__AIM OF THE TASK__. Lines before the one containing "Enumerate this screenshot's" are excluded; reproduce that line and all lines after it in the entries below, exactly.

┄┄┄┄┄┄

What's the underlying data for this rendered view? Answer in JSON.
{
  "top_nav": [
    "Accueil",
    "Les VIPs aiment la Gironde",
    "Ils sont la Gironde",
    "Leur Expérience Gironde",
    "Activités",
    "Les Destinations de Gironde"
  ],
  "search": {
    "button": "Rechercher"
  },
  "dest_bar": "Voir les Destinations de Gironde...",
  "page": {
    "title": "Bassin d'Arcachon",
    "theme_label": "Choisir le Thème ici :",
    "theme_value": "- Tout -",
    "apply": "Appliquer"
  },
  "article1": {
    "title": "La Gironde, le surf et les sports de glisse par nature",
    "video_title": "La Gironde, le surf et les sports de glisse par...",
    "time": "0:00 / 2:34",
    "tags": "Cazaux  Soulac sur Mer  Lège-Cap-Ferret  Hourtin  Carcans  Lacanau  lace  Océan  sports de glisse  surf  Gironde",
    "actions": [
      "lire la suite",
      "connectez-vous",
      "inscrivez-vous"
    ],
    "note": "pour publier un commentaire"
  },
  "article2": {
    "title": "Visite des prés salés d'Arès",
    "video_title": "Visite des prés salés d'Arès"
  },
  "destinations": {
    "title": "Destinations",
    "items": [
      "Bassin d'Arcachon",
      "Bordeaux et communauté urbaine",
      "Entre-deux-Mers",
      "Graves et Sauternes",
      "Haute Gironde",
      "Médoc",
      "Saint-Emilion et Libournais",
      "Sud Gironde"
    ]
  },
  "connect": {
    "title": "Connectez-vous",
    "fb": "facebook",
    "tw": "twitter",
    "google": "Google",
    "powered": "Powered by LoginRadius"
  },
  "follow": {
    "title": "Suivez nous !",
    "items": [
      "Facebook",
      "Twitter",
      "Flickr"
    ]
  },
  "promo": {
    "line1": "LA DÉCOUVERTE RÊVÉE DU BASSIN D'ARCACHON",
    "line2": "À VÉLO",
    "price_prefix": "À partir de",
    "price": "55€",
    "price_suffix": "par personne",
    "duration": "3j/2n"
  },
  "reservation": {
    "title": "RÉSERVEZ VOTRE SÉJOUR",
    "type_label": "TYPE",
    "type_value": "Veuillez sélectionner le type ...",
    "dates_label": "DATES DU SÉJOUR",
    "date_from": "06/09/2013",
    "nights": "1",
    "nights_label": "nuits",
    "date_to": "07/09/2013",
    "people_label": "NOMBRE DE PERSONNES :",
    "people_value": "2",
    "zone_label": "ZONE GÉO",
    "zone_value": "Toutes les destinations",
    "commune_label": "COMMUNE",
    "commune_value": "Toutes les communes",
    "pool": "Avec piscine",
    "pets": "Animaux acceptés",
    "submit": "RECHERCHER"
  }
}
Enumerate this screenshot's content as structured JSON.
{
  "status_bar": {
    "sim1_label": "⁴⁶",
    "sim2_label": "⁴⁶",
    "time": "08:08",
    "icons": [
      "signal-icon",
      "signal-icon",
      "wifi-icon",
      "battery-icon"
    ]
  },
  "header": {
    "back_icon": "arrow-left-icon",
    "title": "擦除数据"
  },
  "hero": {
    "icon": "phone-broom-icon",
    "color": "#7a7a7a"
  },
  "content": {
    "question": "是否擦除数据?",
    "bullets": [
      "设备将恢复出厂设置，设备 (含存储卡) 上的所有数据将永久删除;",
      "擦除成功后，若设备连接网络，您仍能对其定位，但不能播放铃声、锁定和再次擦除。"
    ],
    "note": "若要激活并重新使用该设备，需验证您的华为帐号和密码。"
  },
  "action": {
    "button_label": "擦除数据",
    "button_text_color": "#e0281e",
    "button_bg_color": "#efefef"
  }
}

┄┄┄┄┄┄

__ANSWER TO THIS EXERCISE__.
Enumerate this screenshot's content as structured JSON.
{
  "status_bar": {
    "sim1_label": "⁴⁶",
    "sim2_label": "⁴⁶",
    "time": "08:08",
    "icons": [
      "signal-icon",
      "signal-icon",
      "wifi-icon",
      "battery-icon"
    ]
  },
  "header": {
    "back_icon": "arrow-left-icon",
    "title": "擦除数据"
  },
  "hero": {
    "icon": "phone-broom-icon",
    "color": "#7a7a7a"
  },
  "content": {
    "question": "是否擦除数据?",
    "bullets": [
      "设备将恢复出厂设置，设备 (含存储卡) 上的所有数据将永久删除;",
      "擦除成功后，若设备连接网络，您仍能对其定位，但不能播放铃声、锁定和再次擦除。"
    ],
    "note": "若要激活并重新使用该设备，需验证您的华为帐号和密码。"
  },
  "action": {
    "button_label": "擦除数据",
    "button_text_color": "#e0281e",
    "button_bg_color": "#efefef"
  }
}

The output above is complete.